**WHAT YOU SHOULD DO**
Print out the data below in full, exactly as written.

**Dataset records**
++++++++++++++++++++

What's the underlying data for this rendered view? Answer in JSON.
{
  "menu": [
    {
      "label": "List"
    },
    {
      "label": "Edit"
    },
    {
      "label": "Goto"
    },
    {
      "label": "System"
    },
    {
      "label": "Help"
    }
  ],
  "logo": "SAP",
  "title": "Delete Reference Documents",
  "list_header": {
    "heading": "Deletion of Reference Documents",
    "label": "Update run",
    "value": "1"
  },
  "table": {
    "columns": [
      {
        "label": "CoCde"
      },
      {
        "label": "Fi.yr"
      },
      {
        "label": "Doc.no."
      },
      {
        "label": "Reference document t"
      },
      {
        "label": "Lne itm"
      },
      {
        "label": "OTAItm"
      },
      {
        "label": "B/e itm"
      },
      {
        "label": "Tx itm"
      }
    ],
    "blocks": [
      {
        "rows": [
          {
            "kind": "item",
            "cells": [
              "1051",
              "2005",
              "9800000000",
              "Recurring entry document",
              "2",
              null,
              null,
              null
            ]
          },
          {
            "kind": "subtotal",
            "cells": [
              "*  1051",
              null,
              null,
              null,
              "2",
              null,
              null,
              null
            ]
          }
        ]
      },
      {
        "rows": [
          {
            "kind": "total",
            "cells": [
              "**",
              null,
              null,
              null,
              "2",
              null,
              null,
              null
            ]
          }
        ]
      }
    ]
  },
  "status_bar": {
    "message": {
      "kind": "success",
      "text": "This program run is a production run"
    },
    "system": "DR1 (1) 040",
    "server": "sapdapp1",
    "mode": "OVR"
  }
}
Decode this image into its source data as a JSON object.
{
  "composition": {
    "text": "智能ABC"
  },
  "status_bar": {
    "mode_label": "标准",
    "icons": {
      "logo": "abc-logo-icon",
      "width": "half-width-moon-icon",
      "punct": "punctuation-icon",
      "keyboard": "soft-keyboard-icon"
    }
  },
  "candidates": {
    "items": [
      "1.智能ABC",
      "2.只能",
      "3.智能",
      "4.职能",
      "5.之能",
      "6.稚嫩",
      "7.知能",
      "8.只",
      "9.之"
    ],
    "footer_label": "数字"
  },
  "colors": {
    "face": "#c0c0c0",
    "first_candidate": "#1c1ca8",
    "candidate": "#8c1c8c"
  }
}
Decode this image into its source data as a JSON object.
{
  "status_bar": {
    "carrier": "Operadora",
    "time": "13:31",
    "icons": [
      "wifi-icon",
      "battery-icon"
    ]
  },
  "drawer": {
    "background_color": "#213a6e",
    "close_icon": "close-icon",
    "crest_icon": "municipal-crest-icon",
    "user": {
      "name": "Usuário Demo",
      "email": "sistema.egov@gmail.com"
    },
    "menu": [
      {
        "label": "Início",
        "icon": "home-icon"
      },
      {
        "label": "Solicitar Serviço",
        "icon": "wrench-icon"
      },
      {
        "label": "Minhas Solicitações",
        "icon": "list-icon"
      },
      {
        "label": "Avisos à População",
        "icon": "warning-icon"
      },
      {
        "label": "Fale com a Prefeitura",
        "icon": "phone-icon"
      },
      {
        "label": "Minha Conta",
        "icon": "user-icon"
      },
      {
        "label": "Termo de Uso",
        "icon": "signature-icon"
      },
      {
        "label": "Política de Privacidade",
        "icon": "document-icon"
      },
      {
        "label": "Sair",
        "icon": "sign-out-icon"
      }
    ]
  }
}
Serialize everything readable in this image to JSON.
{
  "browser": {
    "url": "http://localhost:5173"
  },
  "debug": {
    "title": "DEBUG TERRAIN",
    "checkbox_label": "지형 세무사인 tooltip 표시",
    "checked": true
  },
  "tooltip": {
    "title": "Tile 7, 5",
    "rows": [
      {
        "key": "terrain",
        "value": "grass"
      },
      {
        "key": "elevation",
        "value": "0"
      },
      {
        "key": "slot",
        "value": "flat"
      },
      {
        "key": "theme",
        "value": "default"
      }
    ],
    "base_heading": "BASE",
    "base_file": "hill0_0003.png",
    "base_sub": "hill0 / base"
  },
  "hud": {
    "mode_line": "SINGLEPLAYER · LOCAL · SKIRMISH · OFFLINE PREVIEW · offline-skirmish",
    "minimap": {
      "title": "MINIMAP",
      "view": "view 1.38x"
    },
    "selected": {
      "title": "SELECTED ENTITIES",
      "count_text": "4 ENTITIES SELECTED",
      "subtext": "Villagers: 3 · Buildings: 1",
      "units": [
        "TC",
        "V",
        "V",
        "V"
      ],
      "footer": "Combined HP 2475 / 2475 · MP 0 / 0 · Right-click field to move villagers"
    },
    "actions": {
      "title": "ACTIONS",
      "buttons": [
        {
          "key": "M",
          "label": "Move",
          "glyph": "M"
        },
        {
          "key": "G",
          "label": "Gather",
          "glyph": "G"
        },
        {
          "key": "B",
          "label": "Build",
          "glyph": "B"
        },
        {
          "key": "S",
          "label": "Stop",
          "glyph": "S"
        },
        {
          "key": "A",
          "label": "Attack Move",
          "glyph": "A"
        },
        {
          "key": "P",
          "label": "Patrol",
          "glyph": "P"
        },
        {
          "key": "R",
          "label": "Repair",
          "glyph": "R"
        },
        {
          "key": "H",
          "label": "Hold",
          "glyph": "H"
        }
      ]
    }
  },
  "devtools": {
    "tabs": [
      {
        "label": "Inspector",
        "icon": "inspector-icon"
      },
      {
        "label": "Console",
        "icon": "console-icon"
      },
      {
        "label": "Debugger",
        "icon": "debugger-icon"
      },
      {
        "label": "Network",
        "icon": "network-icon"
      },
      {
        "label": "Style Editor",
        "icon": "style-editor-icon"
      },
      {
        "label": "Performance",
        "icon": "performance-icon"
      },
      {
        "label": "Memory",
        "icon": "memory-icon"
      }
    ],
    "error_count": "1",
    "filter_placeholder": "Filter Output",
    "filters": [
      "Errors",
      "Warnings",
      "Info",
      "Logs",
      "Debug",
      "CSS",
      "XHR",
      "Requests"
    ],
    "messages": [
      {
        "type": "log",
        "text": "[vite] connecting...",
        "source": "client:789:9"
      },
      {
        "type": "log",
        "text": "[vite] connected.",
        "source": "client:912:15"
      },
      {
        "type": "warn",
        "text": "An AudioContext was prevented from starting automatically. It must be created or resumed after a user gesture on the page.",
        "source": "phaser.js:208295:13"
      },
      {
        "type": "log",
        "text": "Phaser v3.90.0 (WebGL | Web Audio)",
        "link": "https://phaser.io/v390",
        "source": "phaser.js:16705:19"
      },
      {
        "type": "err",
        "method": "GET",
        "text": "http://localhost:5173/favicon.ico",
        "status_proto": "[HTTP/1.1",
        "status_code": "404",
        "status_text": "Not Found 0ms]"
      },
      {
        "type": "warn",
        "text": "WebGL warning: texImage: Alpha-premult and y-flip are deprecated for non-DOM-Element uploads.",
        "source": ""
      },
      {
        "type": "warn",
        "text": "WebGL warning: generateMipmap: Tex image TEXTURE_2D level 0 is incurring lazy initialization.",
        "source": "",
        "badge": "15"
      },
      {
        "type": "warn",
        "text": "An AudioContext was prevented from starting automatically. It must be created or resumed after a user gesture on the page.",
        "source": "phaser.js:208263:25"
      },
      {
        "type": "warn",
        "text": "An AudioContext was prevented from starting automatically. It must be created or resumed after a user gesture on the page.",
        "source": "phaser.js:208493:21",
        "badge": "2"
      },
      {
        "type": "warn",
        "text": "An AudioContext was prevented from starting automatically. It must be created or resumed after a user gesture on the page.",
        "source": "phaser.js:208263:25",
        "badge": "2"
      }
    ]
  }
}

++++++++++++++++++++

**YOUR RESPONSE**
What's the underlying data for this rendered view? Answer in JSON.
{
  "menu": [
    {
      "label": "List"
    },
    {
      "label": "Edit"
    },
    {
      "label": "Goto"
    },
    {
      "label": "System"
    },
    {
      "label": "Help"
    }
  ],
  "logo": "SAP",
  "title": "Delete Reference Documents",
  "list_header": {
    "heading": "Deletion of Reference Documents",
    "label": "Update run",
    "value": "1"
  },
  "table": {
    "columns": [
      {
        "label": "CoCde"
      },
      {
        "label": "Fi.yr"
      },
      {
        "label": "Doc.no."
      },
      {
        "label": "Reference document t"
      },
      {
        "label": "Lne itm"
      },
      {
        "label": "OTAItm"
      },
      {
        "label": "B/e itm"
      },
      {
        "label": "Tx itm"
      }
    ],
    "blocks": [
      {
        "rows": [
          {
            "kind": "item",
            "cells": [
              "1051",
              "2005",
              "9800000000",
              "Recurring entry document",
              "2",
              null,
              null,
              null
            ]
          },
          {
            "kind": "subtotal",
            "cells": [
              "*  1051",
              null,
              null,
              null,
              "2",
              null,
              null,
              null
            ]
          }
        ]
      },
      {
        "rows": [
          {
            "kind": "total",
            "cells": [
              "**",
              null,
              null,
              null,
              "2",
              null,
              null,
              null
            ]
          }
        ]
      }
    ]
  },
  "status_bar": {
    "message": {
      "kind": "success",
      "text": "This program run is a production run"
    },
    "system": "DR1 (1) 040",
    "server": "sapdapp1",
    "mode": "OVR"
  }
}
Decode this image into its source data as a JSON object.
{
  "composition": {
    "text": "智能ABC"
  },
  "status_bar": {
    "mode_label": "标准",
    "icons": {
      "logo": "abc-logo-icon",
      "width": "half-width-moon-icon",
      "punct": "punctuation-icon",
      "keyboard": "soft-keyboard-icon"
    }
  },
  "candidates": {
    "items": [
      "1.智能ABC",
      "2.只能",
      "3.智能",
      "4.职能",
      "5.之能",
      "6.稚嫩",
      "7.知能",
      "8.只",
      "9.之"
    ],
    "footer_label": "数字"
  },
  "colors": {
    "face": "#c0c0c0",
    "first_candidate": "#1c1ca8",
    "candidate": "#8c1c8c"
  }
}
Decode this image into its source data as a JSON object.
{
  "status_bar": {
    "carrier": "Operadora",
    "time": "13:31",
    "icons": [
      "wifi-icon",
      "battery-icon"
    ]
  },
  "drawer": {
    "background_color": "#213a6e",
    "close_icon": "close-icon",
    "crest_icon": "municipal-crest-icon",
    "user": {
      "name": "Usuário Demo",
      "email": "sistema.egov@gmail.com"
    },
    "menu": [
      {
        "label": "Início",
        "icon": "home-icon"
      },
      {
        "label": "Solicitar Serviço",
        "icon": "wrench-icon"
      },
      {
        "label": "Minhas Solicitações",
        "icon": "list-icon"
      },
      {
        "label": "Avisos à População",
        "icon": "warning-icon"
      },
      {
        "label": "Fale com a Prefeitura",
        "icon": "phone-icon"
      },
      {
        "label": "Minha Conta",
        "icon": "user-icon"
      },
      {
        "label": "Termo de Uso",
        "icon": "signature-icon"
      },
      {
        "label": "Política de Privacidade",
        "icon": "document-icon"
      },
      {
        "label": "Sair",
        "icon": "sign-out-icon"
      }
    ]
  }
}
Serialize everything readable in this image to JSON.
{
  "browser": {
    "url": "http://localhost:5173"
  },
  "debug": {
    "title": "DEBUG TERRAIN",
    "checkbox_label": "지형 세무사인 tooltip 표시",
    "checked": true
  },
  "tooltip": {
    "title": "Tile 7, 5",
    "rows": [
      {
        "key": "terrain",
        "value": "grass"
      },
      {
        "key": "elevation",
        "value": "0"
      },
      {
        "key": "slot",
        "value": "flat"
      },
      {
        "key": "theme",
        "value": "default"
      }
    ],
    "base_heading": "BASE",
    "base_file": "hill0_0003.png",
    "base_sub": "hill0 / base"
  },
  "hud": {
    "mode_line": "SINGLEPLAYER · LOCAL · SKIRMISH · OFFLINE PREVIEW · offline-skirmish",
    "minimap": {
      "title": "MINIMAP",
      "view": "view 1.38x"
    },
    "selected": {
      "title": "SELECTED ENTITIES",
      "count_text": "4 ENTITIES SELECTED",
      "subtext": "Villagers: 3 · Buildings: 1",
      "units": [
        "TC",
        "V",
        "V",
        "V"
      ],
      "footer": "Combined HP 2475 / 2475 · MP 0 / 0 · Right-click field to move villagers"
    },
    "actions": {
      "title": "ACTIONS",
      "buttons": [
        {
          "key": "M",
          "label": "Move",
          "glyph": "M"
        },
        {
          "key": "G",
          "label": "Gather",
          "glyph": "G"
        },
        {
          "key": "B",
          "label": "Build",
          "glyph": "B"
        },
        {
          "key": "S",
          "label": "Stop",
          "glyph": "S"
        },
        {
          "key": "A",
          "label": "Attack Move",
          "glyph": "A"
        },
        {
          "key": "P",
          "label": "Patrol",
          "glyph": "P"
        },
        {
          "key": "R",
          "label": "Repair",
          "glyph": "R"
        },
        {
          "key": "H",
          "label": "Hold",
          "glyph": "H"
        }
      ]
    }
  },
  "devtools": {
    "tabs": [
      {
        "label": "Inspector",
        "icon": "inspector-icon"
      },
      {
        "label": "Console",
        "icon": "console-icon"
      },
      {
        "label": "Debugger",
        "icon": "debugger-icon"
      },
      {
        "label": "Network",
        "icon": "network-icon"
      },
      {
        "label": "Style Editor",
        "icon": "style-editor-icon"
      },
      {
        "label": "Performance",
        "icon": "performance-icon"
      },
      {
        "label": "Memory",
        "icon": "memory-icon"
      }
    ],
    "error_count": "1",
    "filter_placeholder": "Filter Output",
    "filters": [
      "Errors",
      "Warnings",
      "Info",
      "Logs",
      "Debug",
      "CSS",
      "XHR",
      "Requests"
    ],
    "messages": [
      {
        "type": "log",
        "text": "[vite] connecting...",
        "source": "client:789:9"
      },
      {
        "type": "log",
        "text": "[vite] connected.",
        "source": "client:912:15"
      },
      {
        "type": "warn",
        "text": "An AudioContext was prevented from starting automatically. It must be created or resumed after a user gesture on the page.",
        "source": "phaser.js:208295:13"
      },
      {
        "type": "log",
        "text": "Phaser v3.90.0 (WebGL | Web Audio)",
        "link": "https://phaser.io/v390",
        "source": "phaser.js:16705:19"
      },
      {
        "type": "err",
        "method": "GET",
        "text": "http://localhost:5173/favicon.ico",
        "status_proto": "[HTTP/1.1",
        "status_code": "404",
        "status_text": "Not Found 0ms]"
      },
      {
        "type": "warn",
        "text": "WebGL warning: texImage: Alpha-premult and y-flip are deprecated for non-DOM-Element uploads.",
        "source": ""
      },
      {
        "type": "warn",
        "text": "WebGL warning: generateMipmap: Tex image TEXTURE_2D level 0 is incurring lazy initialization.",
        "source": "",
        "badge": "15"
      },
      {
        "type": "warn",
        "text": "An AudioContext was prevented from starting automatically. It must be created or resumed after a user gesture on the page.",
        "source": "phaser.js:208263:25"
      },
      {
        "type": "warn",
        "text": "An AudioContext was prevented from starting automatically. It must be created or resumed after a user gesture on the page.",
        "source": "phaser.js:208493:21",
        "badge": "2"
      },
      {
        "type": "warn",
        "text": "An AudioContext was prevented from starting automatically. It must be created or resumed after a user gesture on the page.",
        "source": "phaser.js:208263:25",
        "badge": "2"
      }
    ]
  }
}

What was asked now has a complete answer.